[Records from a data collection]
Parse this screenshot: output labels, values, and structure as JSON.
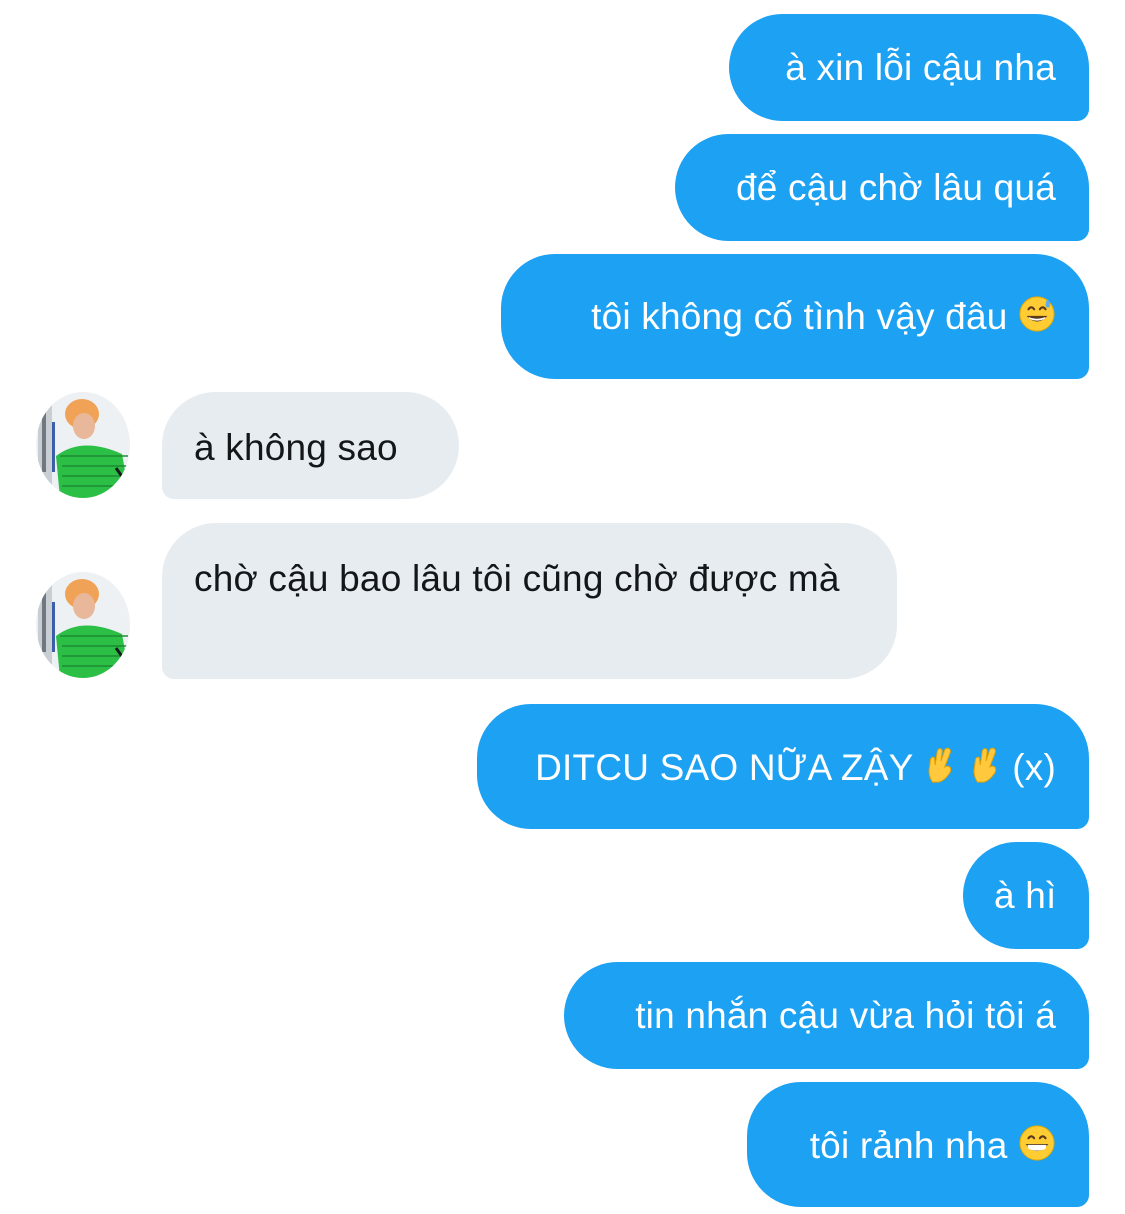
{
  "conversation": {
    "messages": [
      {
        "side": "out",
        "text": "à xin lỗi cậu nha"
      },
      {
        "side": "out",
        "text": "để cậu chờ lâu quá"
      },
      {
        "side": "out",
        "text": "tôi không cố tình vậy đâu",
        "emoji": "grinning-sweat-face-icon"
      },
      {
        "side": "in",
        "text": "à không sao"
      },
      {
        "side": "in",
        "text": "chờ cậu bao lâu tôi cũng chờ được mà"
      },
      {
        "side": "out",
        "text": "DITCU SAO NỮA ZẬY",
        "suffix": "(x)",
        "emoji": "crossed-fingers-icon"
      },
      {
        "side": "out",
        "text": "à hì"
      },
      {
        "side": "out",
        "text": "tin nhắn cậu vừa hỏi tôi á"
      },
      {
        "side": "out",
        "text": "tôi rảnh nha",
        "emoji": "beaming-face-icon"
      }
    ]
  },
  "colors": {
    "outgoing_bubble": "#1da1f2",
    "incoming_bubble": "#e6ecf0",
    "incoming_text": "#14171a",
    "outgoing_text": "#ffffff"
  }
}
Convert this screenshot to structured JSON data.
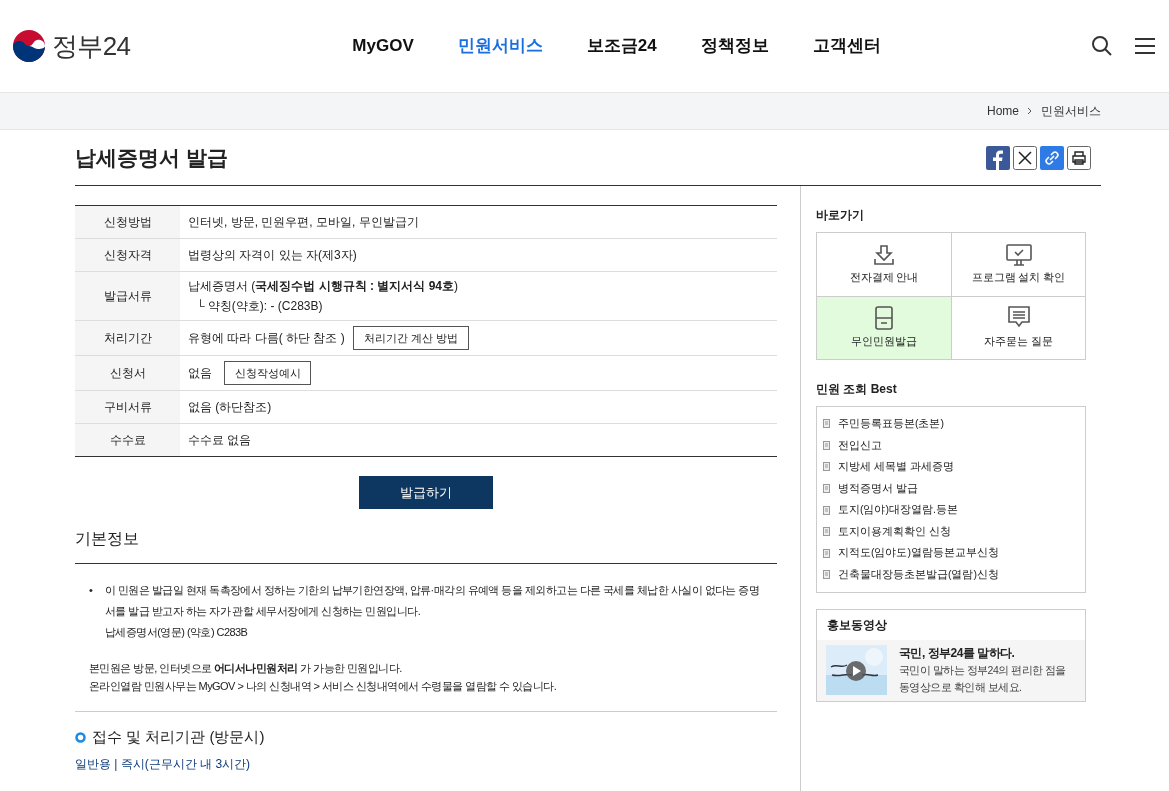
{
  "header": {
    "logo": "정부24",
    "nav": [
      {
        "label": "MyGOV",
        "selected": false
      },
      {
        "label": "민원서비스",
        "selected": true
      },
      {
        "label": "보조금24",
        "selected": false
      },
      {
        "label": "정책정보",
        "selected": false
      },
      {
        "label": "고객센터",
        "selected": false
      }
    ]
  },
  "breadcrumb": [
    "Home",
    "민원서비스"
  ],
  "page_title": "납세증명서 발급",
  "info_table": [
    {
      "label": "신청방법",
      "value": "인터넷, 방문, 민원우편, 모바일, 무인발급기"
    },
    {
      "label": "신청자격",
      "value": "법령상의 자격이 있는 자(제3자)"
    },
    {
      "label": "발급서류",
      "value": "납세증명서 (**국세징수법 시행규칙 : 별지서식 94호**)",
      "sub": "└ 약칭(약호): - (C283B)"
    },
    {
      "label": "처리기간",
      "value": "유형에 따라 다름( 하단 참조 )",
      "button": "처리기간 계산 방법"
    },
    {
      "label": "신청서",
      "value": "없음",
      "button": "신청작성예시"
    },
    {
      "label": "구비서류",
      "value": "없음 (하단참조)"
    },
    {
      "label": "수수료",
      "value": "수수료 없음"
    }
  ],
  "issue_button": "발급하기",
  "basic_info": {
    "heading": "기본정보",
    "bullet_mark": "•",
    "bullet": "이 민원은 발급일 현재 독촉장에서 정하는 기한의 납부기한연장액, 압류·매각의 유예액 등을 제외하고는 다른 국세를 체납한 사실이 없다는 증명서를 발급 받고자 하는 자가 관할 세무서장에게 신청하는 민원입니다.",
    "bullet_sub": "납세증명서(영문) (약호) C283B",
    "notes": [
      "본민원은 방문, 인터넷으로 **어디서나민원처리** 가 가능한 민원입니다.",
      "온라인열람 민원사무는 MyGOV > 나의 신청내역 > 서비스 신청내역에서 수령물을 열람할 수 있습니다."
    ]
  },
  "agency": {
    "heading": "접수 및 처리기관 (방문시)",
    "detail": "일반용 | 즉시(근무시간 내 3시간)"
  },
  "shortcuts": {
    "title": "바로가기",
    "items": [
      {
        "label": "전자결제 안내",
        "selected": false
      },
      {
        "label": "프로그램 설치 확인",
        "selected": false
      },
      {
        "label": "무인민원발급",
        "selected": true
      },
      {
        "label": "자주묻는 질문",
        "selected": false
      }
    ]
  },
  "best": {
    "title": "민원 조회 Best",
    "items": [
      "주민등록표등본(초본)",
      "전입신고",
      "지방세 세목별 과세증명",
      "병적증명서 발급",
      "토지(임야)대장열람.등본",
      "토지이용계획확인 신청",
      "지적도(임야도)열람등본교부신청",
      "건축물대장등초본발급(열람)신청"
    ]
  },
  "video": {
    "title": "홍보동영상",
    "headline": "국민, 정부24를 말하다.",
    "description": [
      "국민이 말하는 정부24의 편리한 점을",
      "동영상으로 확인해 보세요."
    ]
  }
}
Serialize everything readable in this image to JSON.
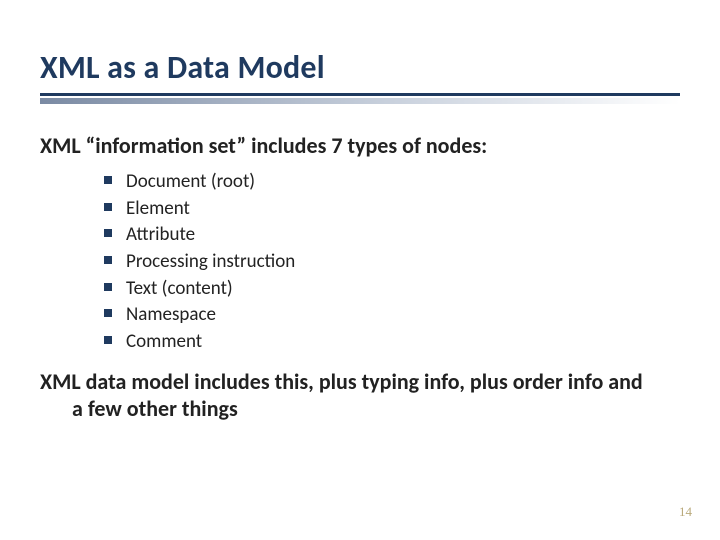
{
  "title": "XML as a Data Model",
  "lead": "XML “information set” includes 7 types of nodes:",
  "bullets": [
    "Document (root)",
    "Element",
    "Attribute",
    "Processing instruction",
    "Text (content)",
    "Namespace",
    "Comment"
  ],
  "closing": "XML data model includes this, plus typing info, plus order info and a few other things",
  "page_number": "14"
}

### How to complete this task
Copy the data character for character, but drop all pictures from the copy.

### Written response
Parse this screenshot: output labels, values, and structure as JSON.
{
  "conversation": {
    "messages": [
      {
        "side": "out",
        "text": "à xin lỗi cậu nha"
      },
      {
        "side": "out",
        "text": "để cậu chờ lâu quá"
      },
      {
        "side": "out",
        "text": "tôi không cố tình vậy đâu",
        "emoji": "grinning-sweat-face-icon"
      },
      {
        "side": "in",
        "text": "à không sao"
      },
      {
        "side": "in",
        "text": "chờ cậu bao lâu tôi cũng chờ được mà"
      },
      {
        "side": "out",
        "text": "DITCU SAO NỮA ZẬY",
        "suffix": "(x)",
        "emoji": "crossed-fingers-icon"
      },
      {
        "side": "out",
        "text": "à hì"
      },
      {
        "side": "out",
        "text": "tin nhắn cậu vừa hỏi tôi á"
      },
      {
        "side": "out",
        "text": "tôi rảnh nha",
        "emoji": "beaming-face-icon"
      }
    ]
  },
  "colors": {
    "outgoing_bubble": "#1da1f2",
    "incoming_bubble": "#e6ecf0",
    "incoming_text": "#14171a",
    "outgoing_text": "#ffffff"
  }
}
Convert this screenshot to structured JSON data.
{
  "header": {
    "logo": "정부24",
    "nav": [
      {
        "label": "MyGOV",
        "selected": false
      },
      {
        "label": "민원서비스",
        "selected": true
      },
      {
        "label": "보조금24",
        "selected": false
      },
      {
        "label": "정책정보",
        "selected": false
      },
      {
        "label": "고객센터",
        "selected": false
      }
    ]
  },
  "breadcrumb": [
    "Home",
    "민원서비스"
  ],
  "page_title": "납세증명서 발급",
  "info_table": [
    {
      "label": "신청방법",
      "value": "인터넷, 방문, 민원우편, 모바일, 무인발급기"
    },
    {
      "label": "신청자격",
      "value": "법령상의 자격이 있는 자(제3자)"
    },
    {
      "label": "발급서류",
      "value": "납세증명서 (**국세징수법 시행규칙 : 별지서식 94호**)",
      "sub": "└ 약칭(약호): - (C283B)"
    },
    {
      "label": "처리기간",
      "value": "유형에 따라 다름( 하단 참조 )",
      "button": "처리기간 계산 방법"
    },
    {
      "label": "신청서",
      "value": "없음",
      "button": "신청작성예시"
    },
    {
      "label": "구비서류",
      "value": "없음 (하단참조)"
    },
    {
      "label": "수수료",
      "value": "수수료 없음"
    }
  ],
  "issue_button": "발급하기",
  "basic_info": {
    "heading": "기본정보",
    "bullet_mark": "•",
    "bullet": "이 민원은 발급일 현재 독촉장에서 정하는 기한의 납부기한연장액, 압류·매각의 유예액 등을 제외하고는 다른 국세를 체납한 사실이 없다는 증명서를 발급 받고자 하는 자가 관할 세무서장에게 신청하는 민원입니다.",
    "bullet_sub": "납세증명서(영문) (약호) C283B",
    "notes": [
      "본민원은 방문, 인터넷으로 **어디서나민원처리** 가 가능한 민원입니다.",
      "온라인열람 민원사무는 MyGOV > 나의 신청내역 > 서비스 신청내역에서 수령물을 열람할 수 있습니다."
    ]
  },
  "agency": {
    "heading": "접수 및 처리기관 (방문시)",
    "detail": "일반용 | 즉시(근무시간 내 3시간)"
  },
  "shortcuts": {
    "title": "바로가기",
    "items": [
      {
        "label": "전자결제 안내",
        "selected": false
      },
      {
        "label": "프로그램 설치 확인",
        "selected": false
      },
      {
        "label": "무인민원발급",
        "selected": true
      },
      {
        "label": "자주묻는 질문",
        "selected": false
      }
    ]
  },
  "best": {
    "title": "민원 조회 Best",
    "items": [
      "주민등록표등본(초본)",
      "전입신고",
      "지방세 세목별 과세증명",
      "병적증명서 발급",
      "토지(임야)대장열람.등본",
      "토지이용계획확인 신청",
      "지적도(임야도)열람등본교부신청",
      "건축물대장등초본발급(열람)신청"
    ]
  },
  "video": {
    "title": "홍보동영상",
    "headline": "국민, 정부24를 말하다.",
    "description": [
      "국민이 말하는 정부24의 편리한 점을",
      "동영상으로 확인해 보세요."
    ]
  }
}
Serialize everything readable in this image to JSON.
{
  "title": "XML as a Data Model",
  "lead": "XML “information set” includes 7 types of nodes:",
  "bullets": [
    "Document (root)",
    "Element",
    "Attribute",
    "Processing instruction",
    "Text (content)",
    "Namespace",
    "Comment"
  ],
  "closing": "XML data model includes this, plus typing info, plus order info and a few other things",
  "page_number": "14"
}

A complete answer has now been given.